Tonight is the last night here for Renato, the Brazilian student who has been living with me and working at the nursery since April. We went out for supper and had a nice visit. I think Brazil will be the next country on my travel list. Renato is going to help me choose the good places to visit. If I merely visit the Brazilians I have met here at the nursery, I will see several different parts of that huge, varied country.

KENT HRBEK: I wasn't quite hungry enough at noon for the Passage to India, so to work up an appetite, I went to Barnes and Noble and read through Kent Hrbek's book. It was thoroughly enjoyable. Some points:

--Hrbek and Puckett were never close. Hrbek objected to Puckett's fraternizing with players from other teams on the field before games.

--When Gary Gaetti got religion in 1988, it ruined the friendship between Hrbek and the Twins third baseman, a friendship which had been bathed in beer and "heaters," Hrbek's term for cigarettes. About ten years later, however, Gaetti had gotten off his high horse and the two went hunting and, according to Hrbek, downed some beer and even had a few "heaters."

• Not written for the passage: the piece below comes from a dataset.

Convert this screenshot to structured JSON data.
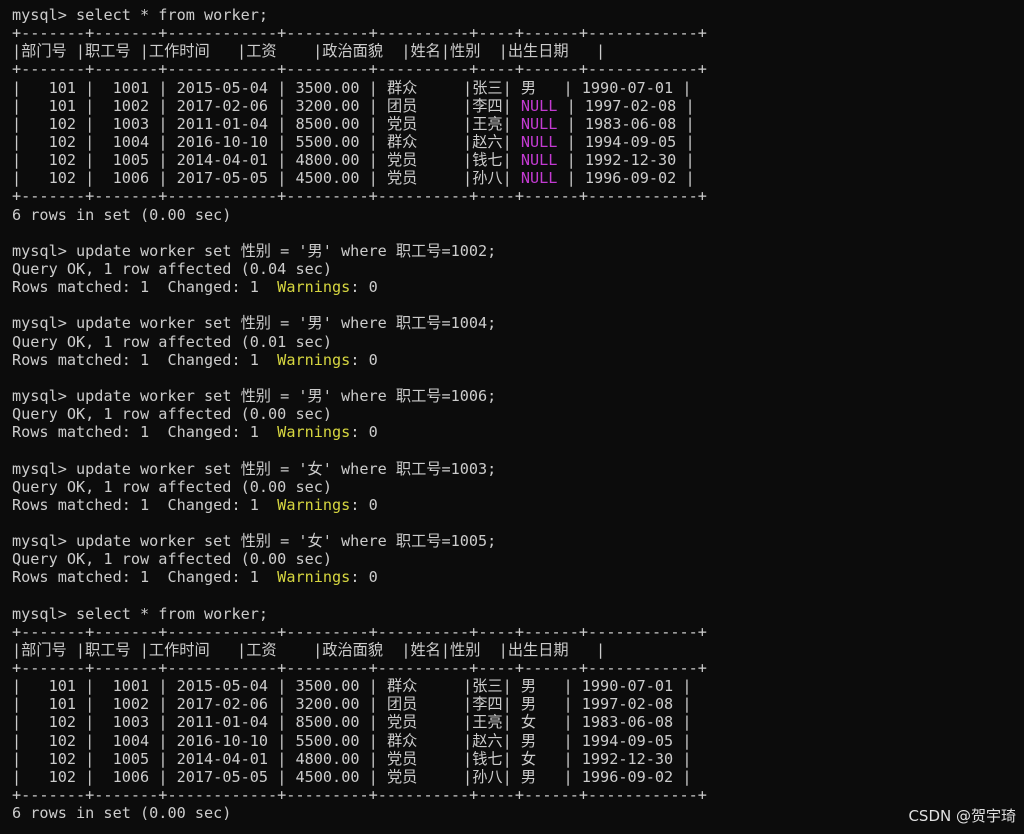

--Hrbek thinks Torii Hunter talks too much. So do I.

--Hrbek doesn't think he'd survive playing today. The players work out all year around. Hrbek never did that, as we all know. He ate a lot, drank a lot, and didn't care to do much exercise off the field. I often wonder what he could have done if he had taken care of himself a little bit. He had as much natural talent as Joe Mauer does today.

--On an issue which only long-term Twins zealots will remember, Hrbek had interesting comments on Ron Davis. Davis was the Twins' reliever who gave up so many game winning home runs in the mid 1980s that he became identified in the press as a "cancer" on the team. Generally speaking, the fans agreed. As did the players. When Davis was traded, the team had a bizarre celebration on the plane on the way home. It was like an exorcism, Hrbek said. Harmon Killebrew was on the plane, too, as an announcer, and he said it was the strangest scene he had seen in all his years in baseball. Hrbek said, "we didn't do ourselves proud that night." He liked Ron Davis, said he had a heart of gold, and argued that the criticisms of Davis were unfair.

--Frank Viola had to take anti-diarrhea medication before every one of his starts he got so nervous. Hrbek was his roomate for exactly one night. At every noise outside, Viola had to get up and look out the window. He didn't sleep a wink.

--Tom Kelly's intense dislike of his second baseman Steve Lombardozzi led to the trade of Tom Brunansky for St. Louis second baseman Tom Herr in 1988, according to Hrbek. The trade was a disaster. Herr hated Minnesota, made now bones about it, and then, to top things off, he converted Gary Gaetti, at which point Gaetti's approach to the game changed completely. No more swearing at the other team from the top step of the dugout. No more throwing his batting helmet after strikeouts. No more smoking heaters. From Hrbek's point of view, Herr took his best friend away from him. "It was as if he had died," Hrbek says in his book.

--During the seventh game of the World Series in 1987, Brunansky, Hrbek and Gaetti--who knew that PA announcer Bob Casey always went to the bathroom during the fifth inning--locked Casey in the bathroom while other players put shaving cream on his phone, his earpiece, as well as in the towel he would use to clean himself off after getting covered in shaving cream using his phone and his earpiece. Keep in mind, the Twins are at this point trailing in the final game of the World Series. Yet, the boys in the dugout devoted the first half of the bottom of the fifth to laughing their heads off watching poor old Bob Casey clean up from the shaving cream.

Hrbek's book is a good read, for those of you who love the Twins and who remember the 1987 and 1991 teams.